→ **Task prompt**: Every line below is to be copied exactly, with the pictures left out.

^^^^

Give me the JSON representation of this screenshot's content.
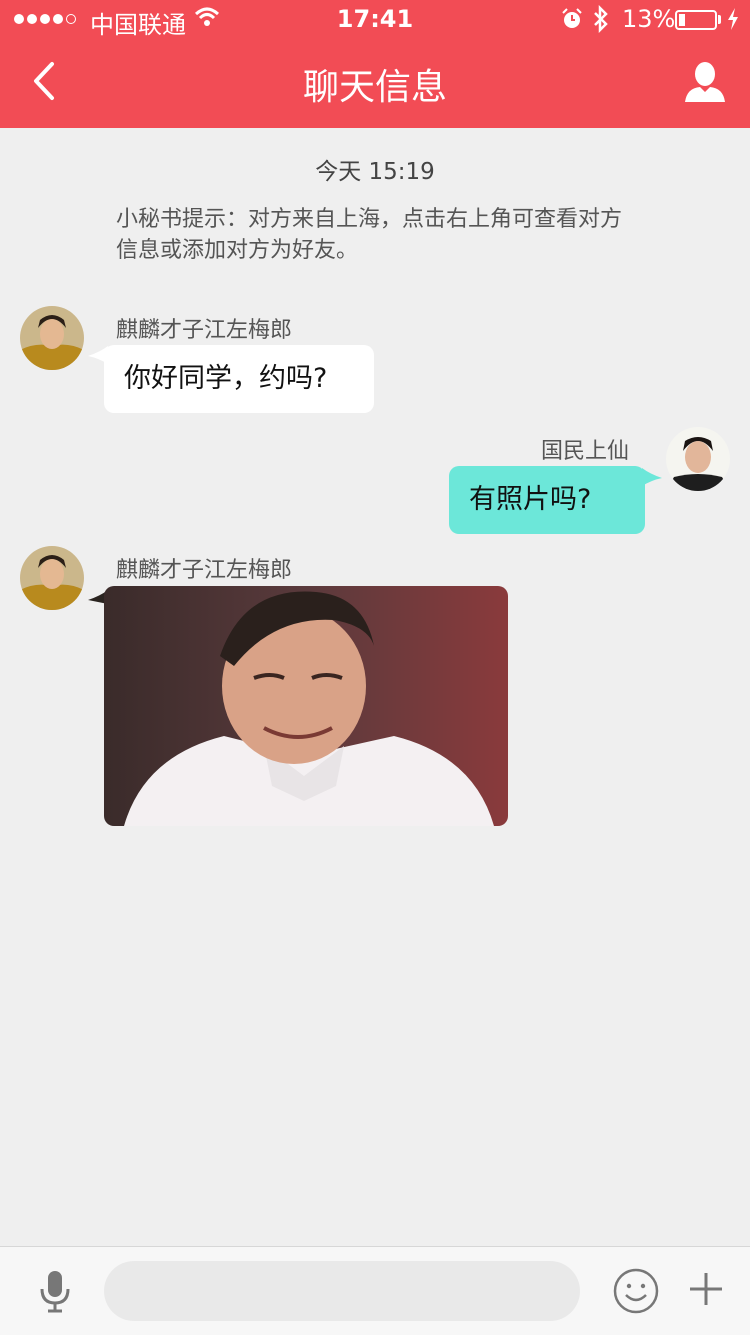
{
  "status_bar": {
    "carrier": "中国联通",
    "time": "17:41",
    "battery": "13%",
    "signal_bars": 4,
    "battery_level": 0.13
  },
  "nav": {
    "title": "聊天信息",
    "back_icon": "chevron-left-icon",
    "right_icon": "user-icon"
  },
  "chat": {
    "timestamp": "今天 15:19",
    "system_tip": "小秘书提示：对方来自上海，点击右上角可查看对方信息或添加对方为好友。",
    "messages": [
      {
        "sender": "麒麟才子江左梅郎",
        "side": "left",
        "text": "你好同学，约吗?"
      },
      {
        "sender": "国民上仙",
        "side": "right",
        "text": "有照片吗?"
      },
      {
        "sender": "麒麟才子江左梅郎",
        "side": "left",
        "type": "image"
      }
    ]
  },
  "input_bar": {
    "placeholder": "",
    "icons": [
      "microphone-icon",
      "emoji-icon",
      "plus-icon"
    ]
  },
  "colors": {
    "header": "#f24c55",
    "background": "#efefef",
    "bubble_left": "#ffffff",
    "bubble_right": "#6ce7d9"
  }
}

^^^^

→ **Task output**:
Give me the JSON representation of this screenshot's content.
{
  "status_bar": {
    "carrier": "中国联通",
    "time": "17:41",
    "battery": "13%",
    "signal_bars": 4,
    "battery_level": 0.13
  },
  "nav": {
    "title": "聊天信息",
    "back_icon": "chevron-left-icon",
    "right_icon": "user-icon"
  },
  "chat": {
    "timestamp": "今天 15:19",
    "system_tip": "小秘书提示：对方来自上海，点击右上角可查看对方信息或添加对方为好友。",
    "messages": [
      {
        "sender": "麒麟才子江左梅郎",
        "side": "left",
        "text": "你好同学，约吗?"
      },
      {
        "sender": "国民上仙",
        "side": "right",
        "text": "有照片吗?"
      },
      {
        "sender": "麒麟才子江左梅郎",
        "side": "left",
        "type": "image"
      }
    ]
  },
  "input_bar": {
    "placeholder": "",
    "icons": [
      "microphone-icon",
      "emoji-icon",
      "plus-icon"
    ]
  },
  "colors": {
    "header": "#f24c55",
    "background": "#efefef",
    "bubble_left": "#ffffff",
    "bubble_right": "#6ce7d9"
  }
}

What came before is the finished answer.